Francis Pizarro having dispersed the Peruvians who had invested Lima, and received some considerable reinforcements from Hispaniola and Nicaragua, ordered five hundred men, under the command of Alonzo de Al varado, to march to Cuzco, and relieve his brothers. This body advanced near to the capital, before they knew that they had any enemy more formidable than Indians to encounter. They were astonished when they beheld their countrymen posted on the banks of the river Abancay to oppose their progress. Almagro wished rather to gain, than conquer them, and endeavoured by bribes and pro- FI mises to seduce their leader. The fidelity of Alvarado ft was not to be shaken, but his talents for, war were not equal to his integrity. Almagro amused him with various movements, the meaning of which he could not comprehend, while a large detachment of chosen soldiers passed * the river in the night, surprized his camp, and took him prisoner, with his principal officers, after having routed ! his troops before they had time to form.

Had Almagro known as well how to improve, as to gain, i a victory, this event must have been decisive. Roderigo Orgognez, an officer of great abilities, who had served under the Constable Bourbon, when he led the imperial army to Rome, had been accustoined to bold and decisive counsels, advised him instantly to issue orders for putting to death Ferdinand and Gonzalo Pizarro, Alvarado, and a few other persons whom he could not liope to gain, and to march directly to Lima, before the governor bad time to prepare for his defence. But Almagro, although he saw at once the utility of this counsel, had not suffered himself to be influenced by sentiments like those of a soldier of fortune, grown old in the service, or the chief of a party who had drawn his sword in a civil war. Feelings of hu. manity restrained hiin from shedding the blood of his oppo. nents; and dreaded being deemed a rebel for entering a province which the king had allotted to another.

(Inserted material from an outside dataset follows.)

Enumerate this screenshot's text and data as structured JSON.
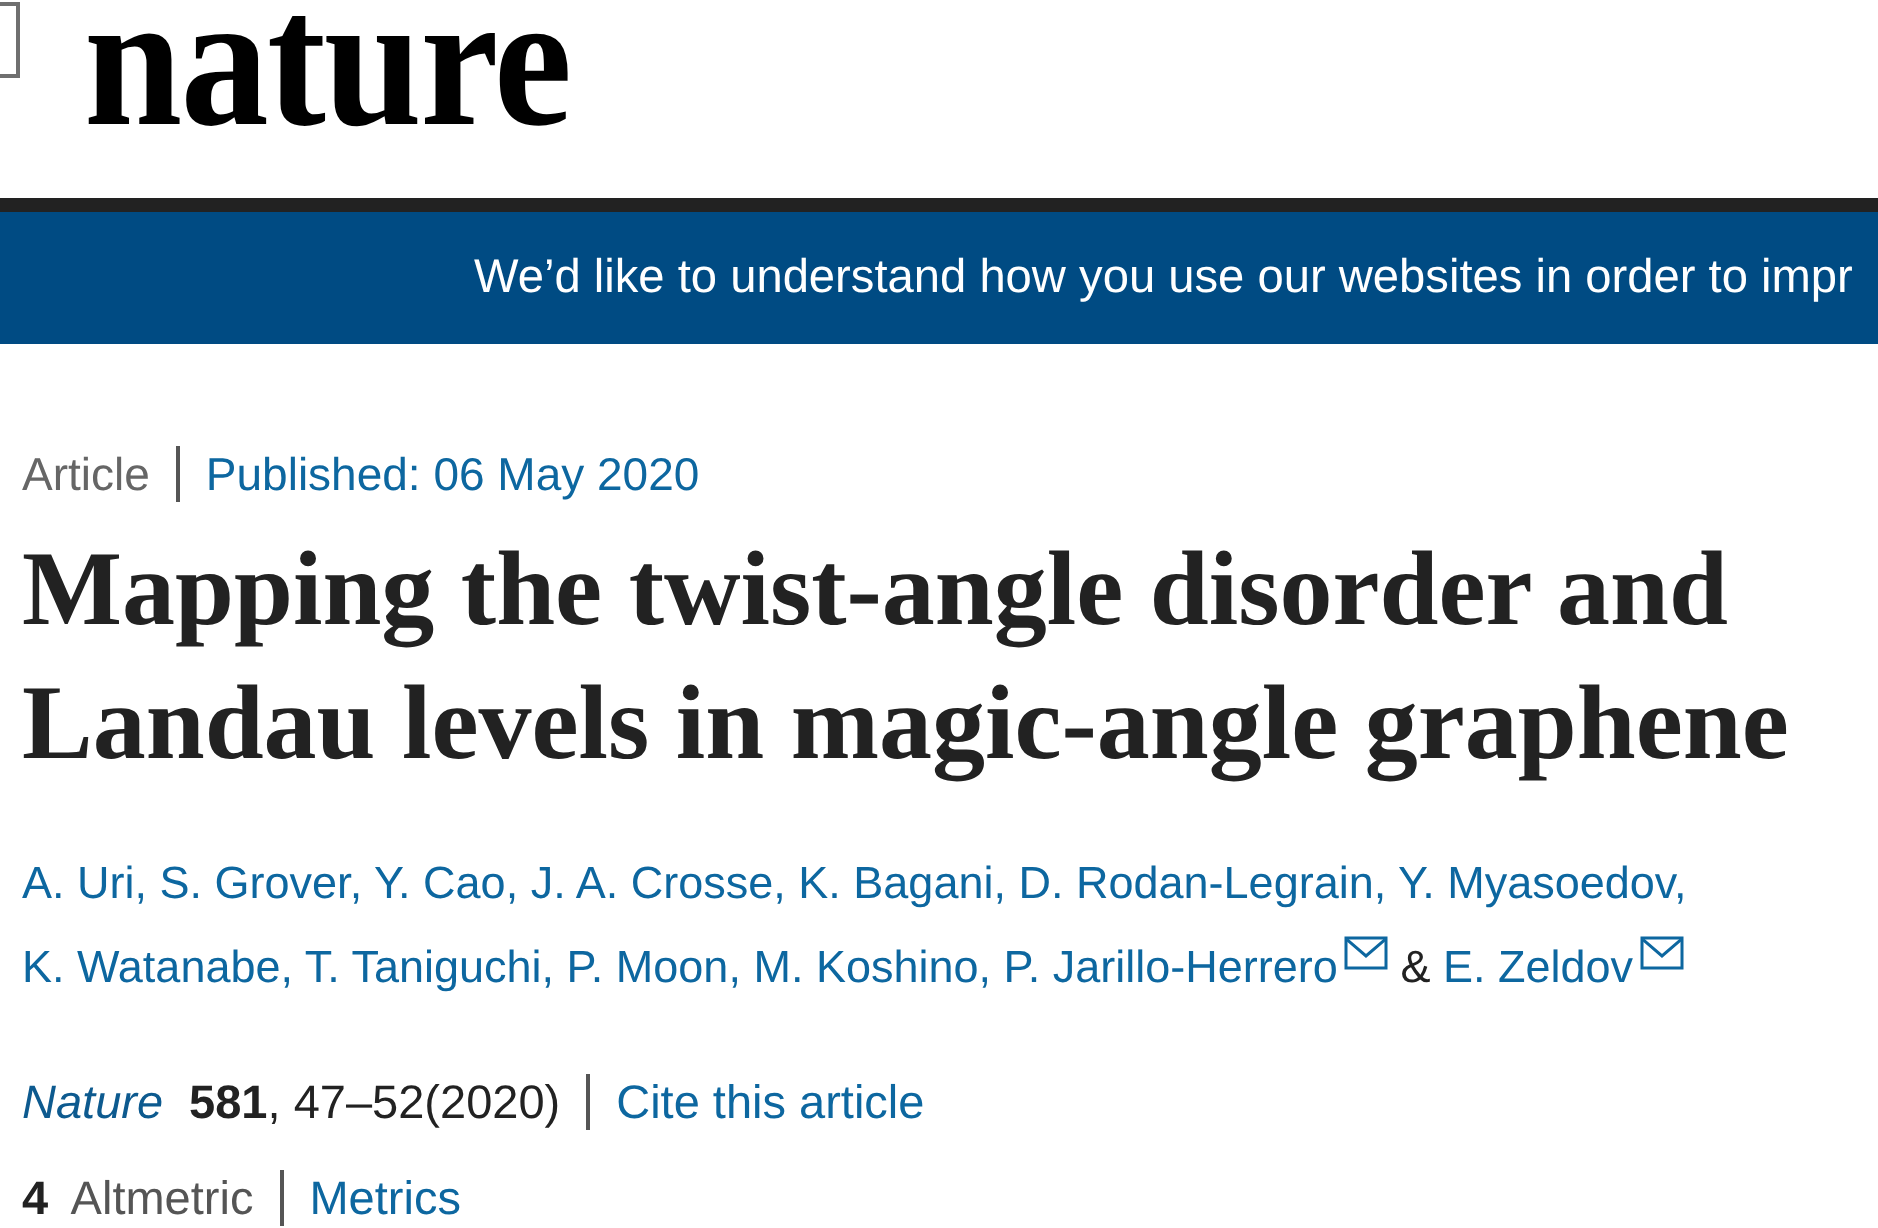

As he was solicitous that his rival should be considered the aggressor, he marched back to Cuzco to wait his approach. Pizarro, whose spirit had remained unshaken under the rudest shock of adversity, was almost over:

« PreviousContinue »